*** Supplied entries
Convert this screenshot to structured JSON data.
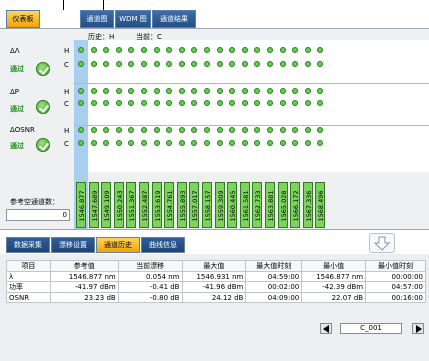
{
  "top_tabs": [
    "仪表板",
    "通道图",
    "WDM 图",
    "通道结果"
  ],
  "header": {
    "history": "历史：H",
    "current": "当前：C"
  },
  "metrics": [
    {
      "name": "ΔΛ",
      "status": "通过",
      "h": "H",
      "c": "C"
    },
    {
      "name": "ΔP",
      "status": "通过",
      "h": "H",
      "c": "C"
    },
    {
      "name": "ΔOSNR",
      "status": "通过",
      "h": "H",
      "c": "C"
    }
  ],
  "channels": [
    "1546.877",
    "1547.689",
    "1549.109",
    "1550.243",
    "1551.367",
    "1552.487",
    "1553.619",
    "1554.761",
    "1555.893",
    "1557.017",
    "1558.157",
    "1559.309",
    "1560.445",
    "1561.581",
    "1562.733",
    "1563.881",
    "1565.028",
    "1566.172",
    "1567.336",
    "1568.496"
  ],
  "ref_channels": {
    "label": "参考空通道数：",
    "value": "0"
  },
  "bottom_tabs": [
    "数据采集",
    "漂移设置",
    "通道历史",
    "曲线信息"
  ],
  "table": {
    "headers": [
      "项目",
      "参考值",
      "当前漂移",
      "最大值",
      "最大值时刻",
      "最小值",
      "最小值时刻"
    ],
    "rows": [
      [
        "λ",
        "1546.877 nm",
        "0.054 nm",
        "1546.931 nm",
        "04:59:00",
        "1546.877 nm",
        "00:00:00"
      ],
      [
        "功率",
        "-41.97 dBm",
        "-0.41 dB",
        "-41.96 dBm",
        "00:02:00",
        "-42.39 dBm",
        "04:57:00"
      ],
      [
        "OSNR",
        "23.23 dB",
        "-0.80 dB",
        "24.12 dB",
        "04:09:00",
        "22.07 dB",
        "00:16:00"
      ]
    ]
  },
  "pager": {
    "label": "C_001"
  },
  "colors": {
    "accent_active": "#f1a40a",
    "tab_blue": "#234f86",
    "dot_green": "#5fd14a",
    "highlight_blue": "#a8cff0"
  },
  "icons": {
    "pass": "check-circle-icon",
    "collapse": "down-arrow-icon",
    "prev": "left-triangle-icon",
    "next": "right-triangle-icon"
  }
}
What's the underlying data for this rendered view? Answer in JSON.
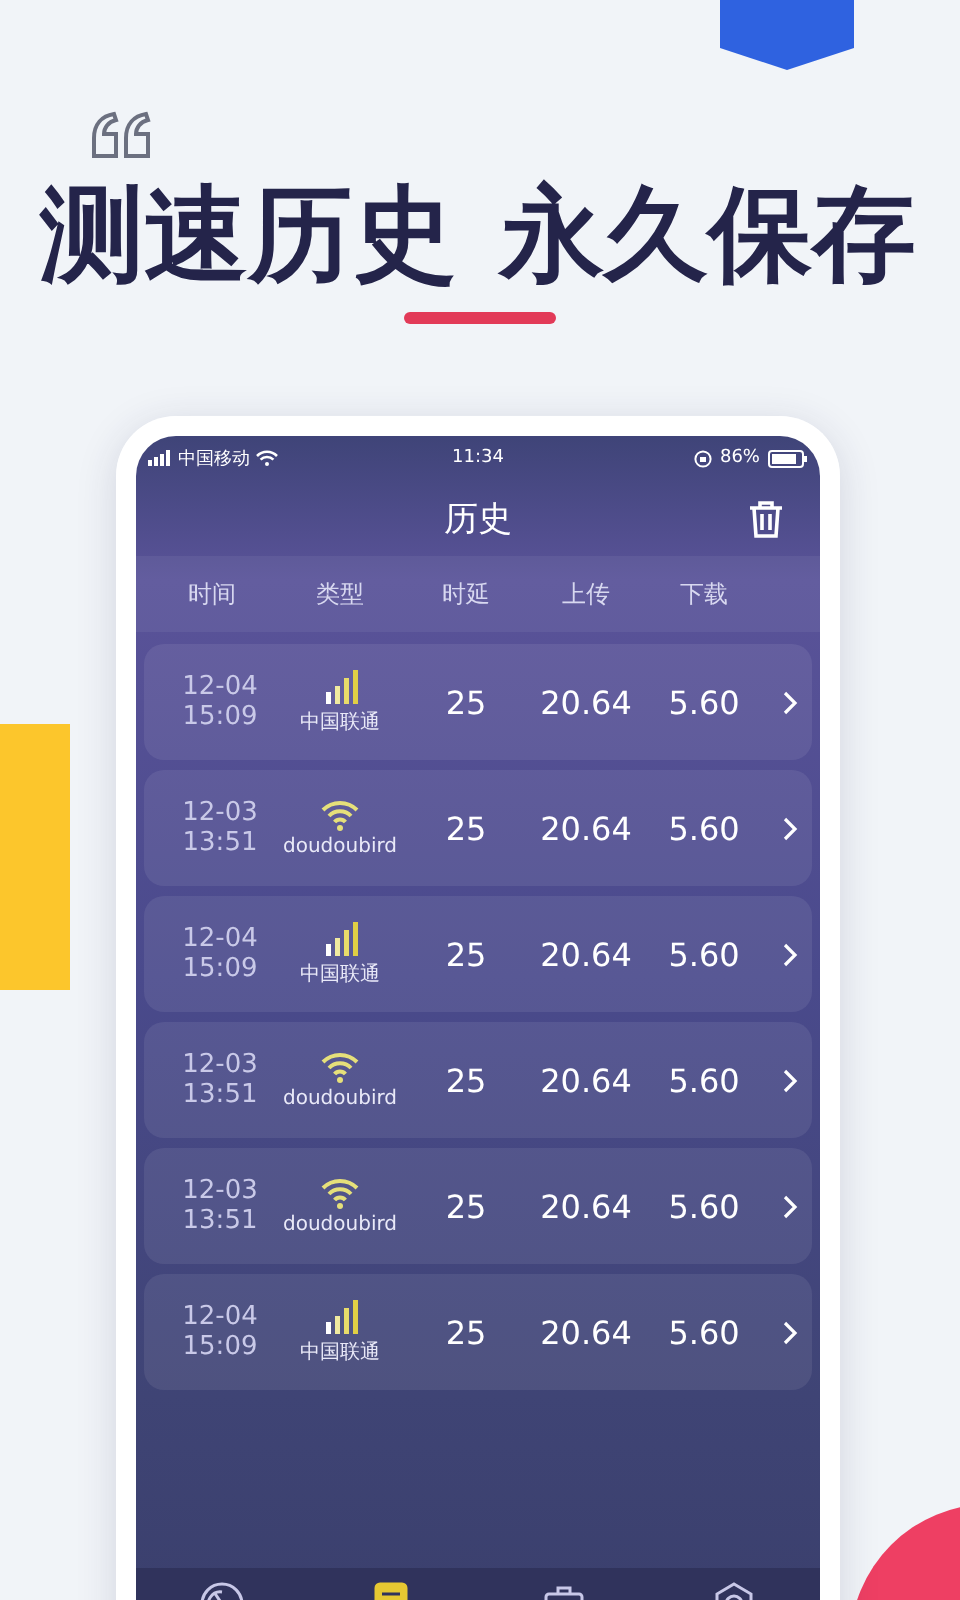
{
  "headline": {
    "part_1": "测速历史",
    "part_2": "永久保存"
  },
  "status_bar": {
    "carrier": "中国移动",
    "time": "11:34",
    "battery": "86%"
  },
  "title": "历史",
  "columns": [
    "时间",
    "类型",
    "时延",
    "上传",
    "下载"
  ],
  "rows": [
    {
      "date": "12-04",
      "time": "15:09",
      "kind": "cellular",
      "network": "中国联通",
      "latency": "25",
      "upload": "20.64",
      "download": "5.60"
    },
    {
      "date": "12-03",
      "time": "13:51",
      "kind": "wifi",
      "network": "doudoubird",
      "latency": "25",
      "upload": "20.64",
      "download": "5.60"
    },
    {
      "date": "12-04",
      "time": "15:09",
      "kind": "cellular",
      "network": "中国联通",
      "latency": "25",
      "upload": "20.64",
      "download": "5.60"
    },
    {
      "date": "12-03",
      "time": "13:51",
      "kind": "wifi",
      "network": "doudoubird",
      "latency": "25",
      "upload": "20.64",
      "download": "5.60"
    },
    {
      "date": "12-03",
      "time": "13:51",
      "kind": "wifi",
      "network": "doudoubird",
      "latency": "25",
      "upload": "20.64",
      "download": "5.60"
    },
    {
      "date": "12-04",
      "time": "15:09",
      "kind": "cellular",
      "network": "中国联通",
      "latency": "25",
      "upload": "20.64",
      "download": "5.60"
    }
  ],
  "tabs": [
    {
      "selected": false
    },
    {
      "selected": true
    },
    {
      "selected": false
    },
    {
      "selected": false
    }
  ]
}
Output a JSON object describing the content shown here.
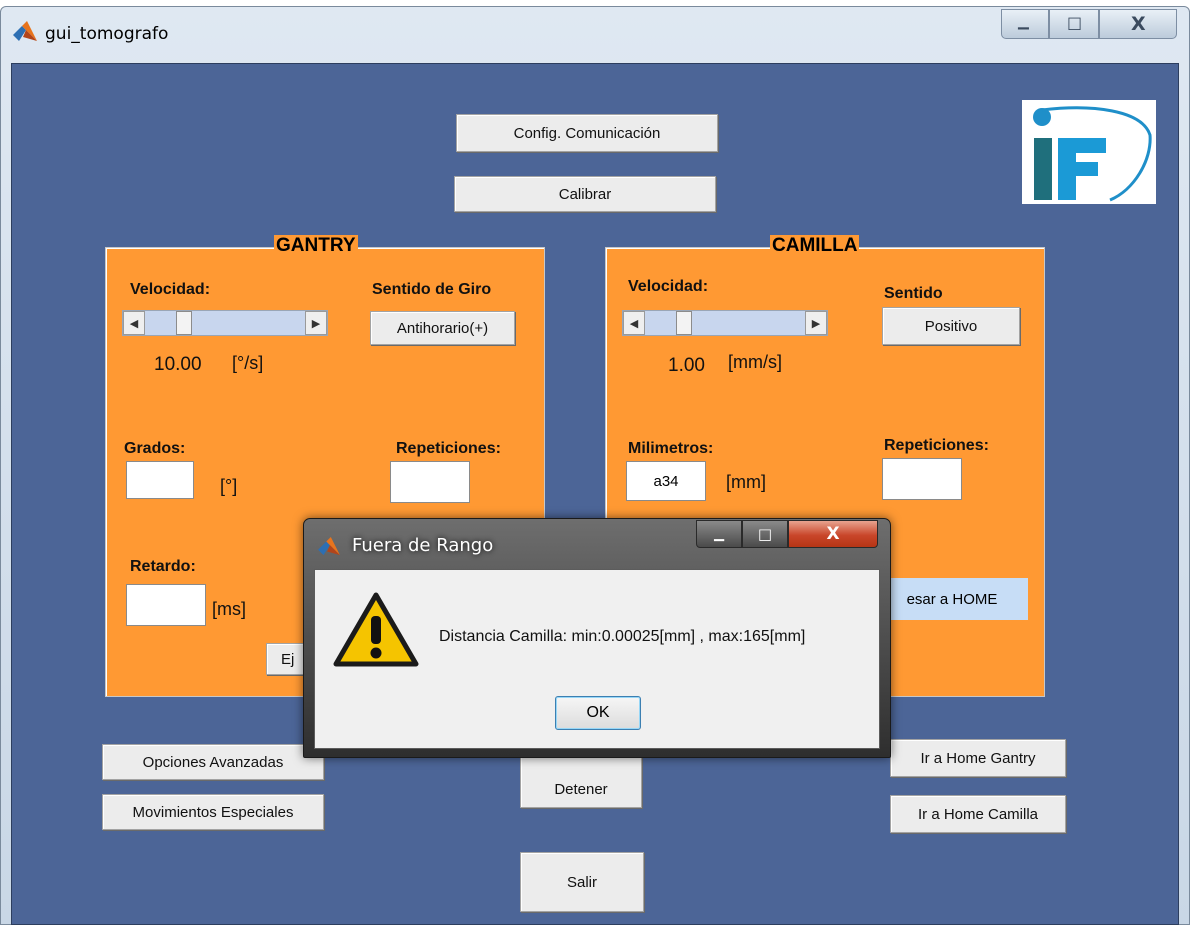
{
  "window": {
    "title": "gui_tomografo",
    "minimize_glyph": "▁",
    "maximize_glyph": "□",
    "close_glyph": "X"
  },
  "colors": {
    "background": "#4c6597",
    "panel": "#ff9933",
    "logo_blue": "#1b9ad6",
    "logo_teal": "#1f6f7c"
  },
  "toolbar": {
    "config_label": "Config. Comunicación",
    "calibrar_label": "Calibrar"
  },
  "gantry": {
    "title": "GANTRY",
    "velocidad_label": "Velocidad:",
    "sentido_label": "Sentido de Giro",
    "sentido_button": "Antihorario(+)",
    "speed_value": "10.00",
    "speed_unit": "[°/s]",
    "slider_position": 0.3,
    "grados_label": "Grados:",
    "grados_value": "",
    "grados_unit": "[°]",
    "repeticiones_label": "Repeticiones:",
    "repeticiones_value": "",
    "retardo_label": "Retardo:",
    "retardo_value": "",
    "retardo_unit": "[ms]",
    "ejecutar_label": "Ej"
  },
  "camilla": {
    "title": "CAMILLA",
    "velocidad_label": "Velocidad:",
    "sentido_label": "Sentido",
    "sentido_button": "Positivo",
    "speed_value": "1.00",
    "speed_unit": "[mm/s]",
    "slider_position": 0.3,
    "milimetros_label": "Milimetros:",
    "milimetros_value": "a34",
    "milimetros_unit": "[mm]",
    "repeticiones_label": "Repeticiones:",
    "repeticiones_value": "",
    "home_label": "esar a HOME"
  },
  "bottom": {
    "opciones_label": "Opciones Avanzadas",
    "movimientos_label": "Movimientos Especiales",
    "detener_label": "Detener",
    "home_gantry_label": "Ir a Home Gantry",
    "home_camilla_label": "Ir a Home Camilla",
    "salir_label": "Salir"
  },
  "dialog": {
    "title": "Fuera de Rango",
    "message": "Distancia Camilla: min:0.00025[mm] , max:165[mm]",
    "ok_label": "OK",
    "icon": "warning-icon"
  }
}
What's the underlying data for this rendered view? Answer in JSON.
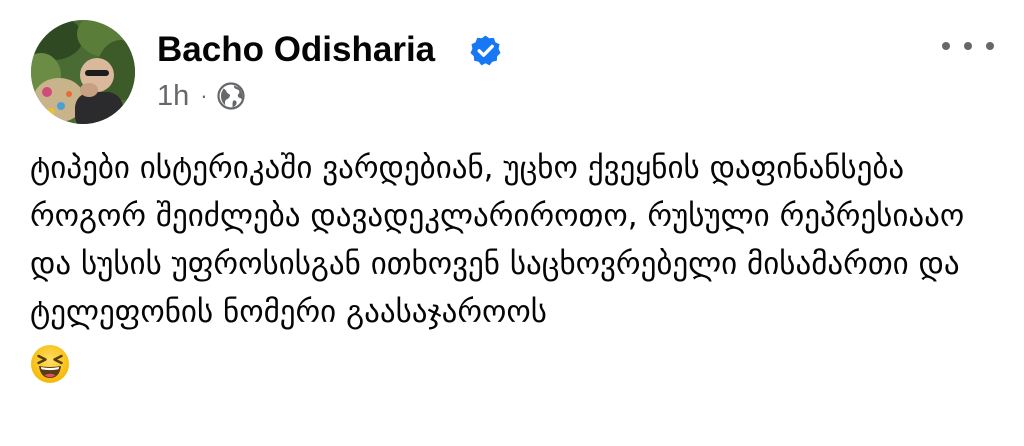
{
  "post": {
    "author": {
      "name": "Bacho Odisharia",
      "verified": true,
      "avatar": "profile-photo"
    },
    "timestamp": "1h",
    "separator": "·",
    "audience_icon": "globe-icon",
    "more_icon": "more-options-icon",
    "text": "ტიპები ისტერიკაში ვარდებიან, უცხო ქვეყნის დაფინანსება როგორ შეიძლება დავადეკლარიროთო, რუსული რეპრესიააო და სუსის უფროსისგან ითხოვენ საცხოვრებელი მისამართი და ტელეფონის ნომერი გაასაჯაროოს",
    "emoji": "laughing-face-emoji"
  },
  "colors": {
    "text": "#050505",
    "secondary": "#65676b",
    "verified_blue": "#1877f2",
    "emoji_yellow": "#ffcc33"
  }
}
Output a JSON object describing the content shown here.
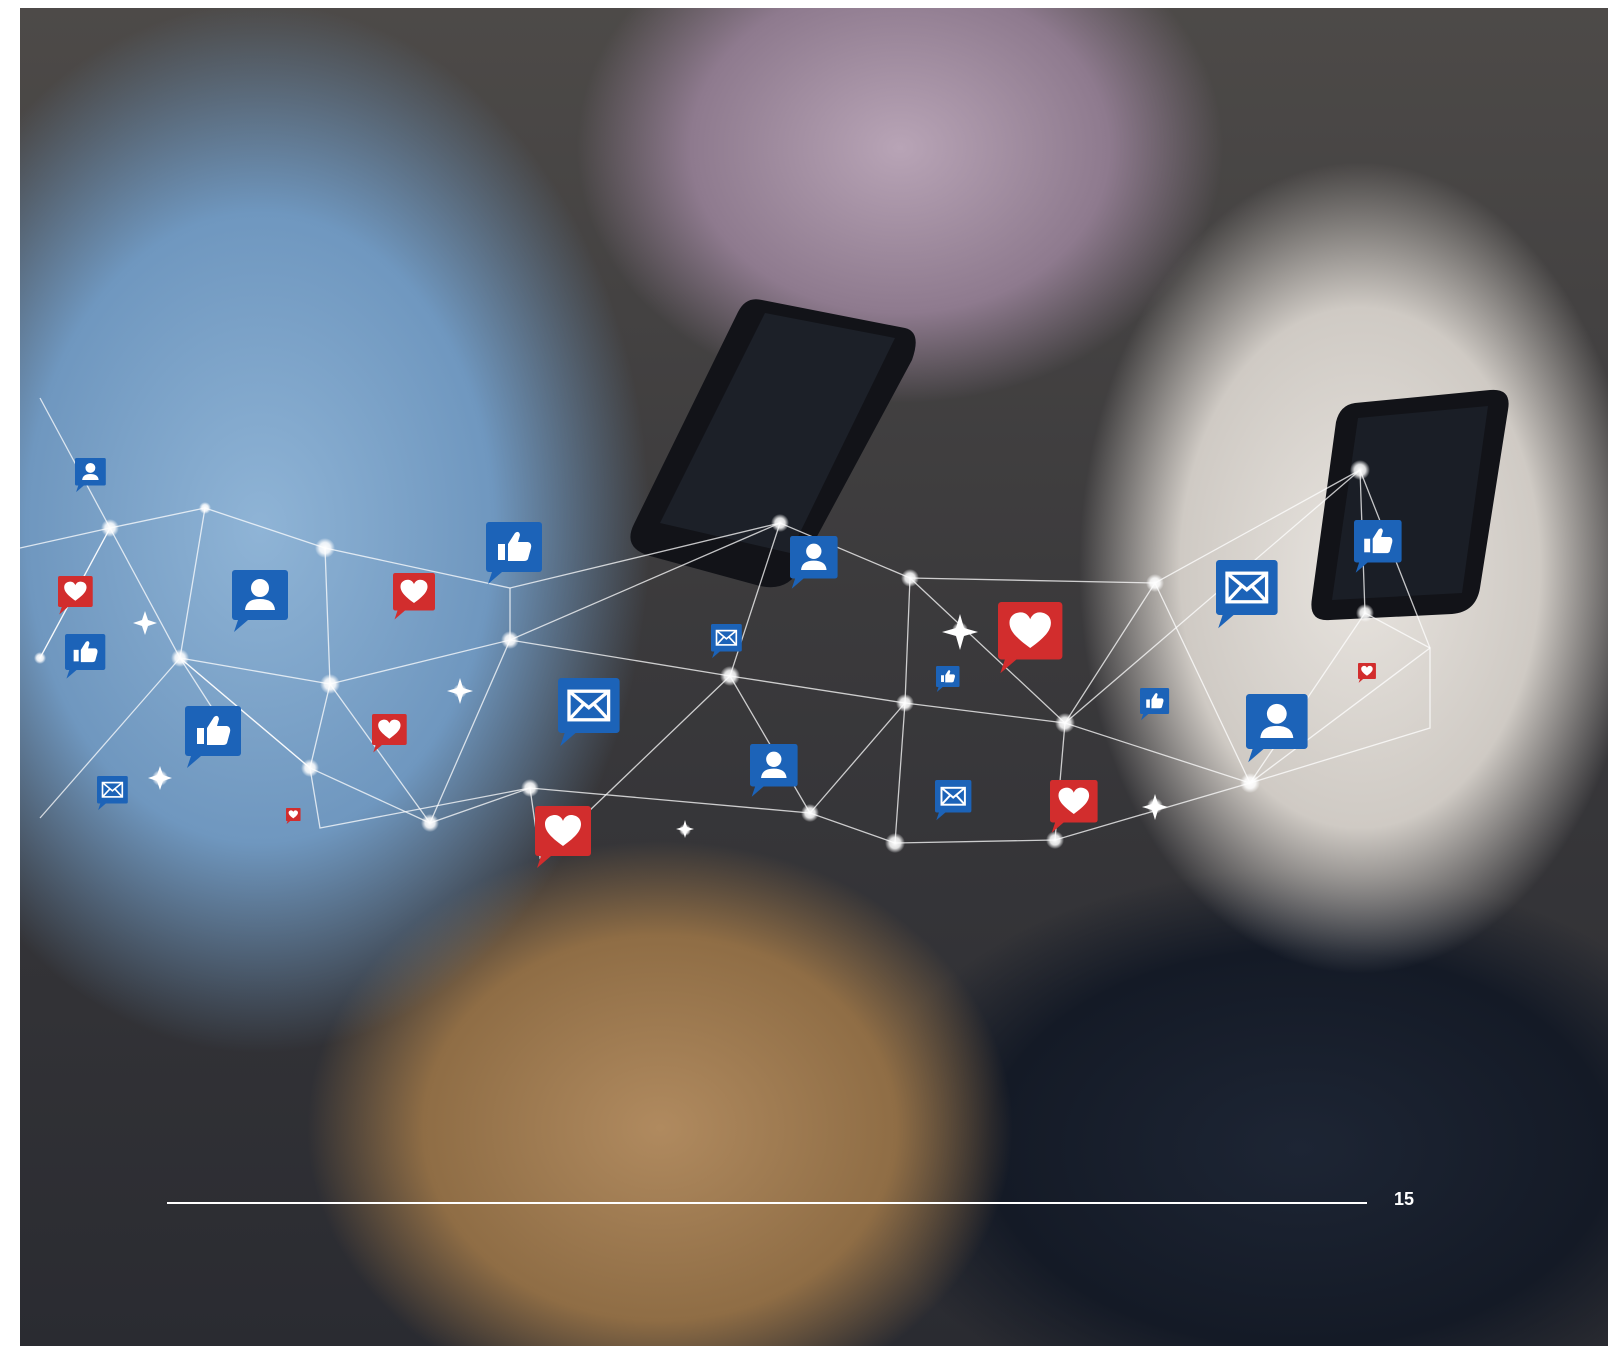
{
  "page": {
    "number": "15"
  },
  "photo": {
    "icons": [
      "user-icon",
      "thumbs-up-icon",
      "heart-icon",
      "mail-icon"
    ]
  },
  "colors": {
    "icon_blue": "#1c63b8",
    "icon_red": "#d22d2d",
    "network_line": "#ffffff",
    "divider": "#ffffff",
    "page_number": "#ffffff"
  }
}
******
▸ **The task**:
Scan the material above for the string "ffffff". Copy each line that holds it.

▸ **Answer to the problem**:
    "network_line": "#ffffff",
    "divider": "#ffffff",
    "page_number": "#ffffff"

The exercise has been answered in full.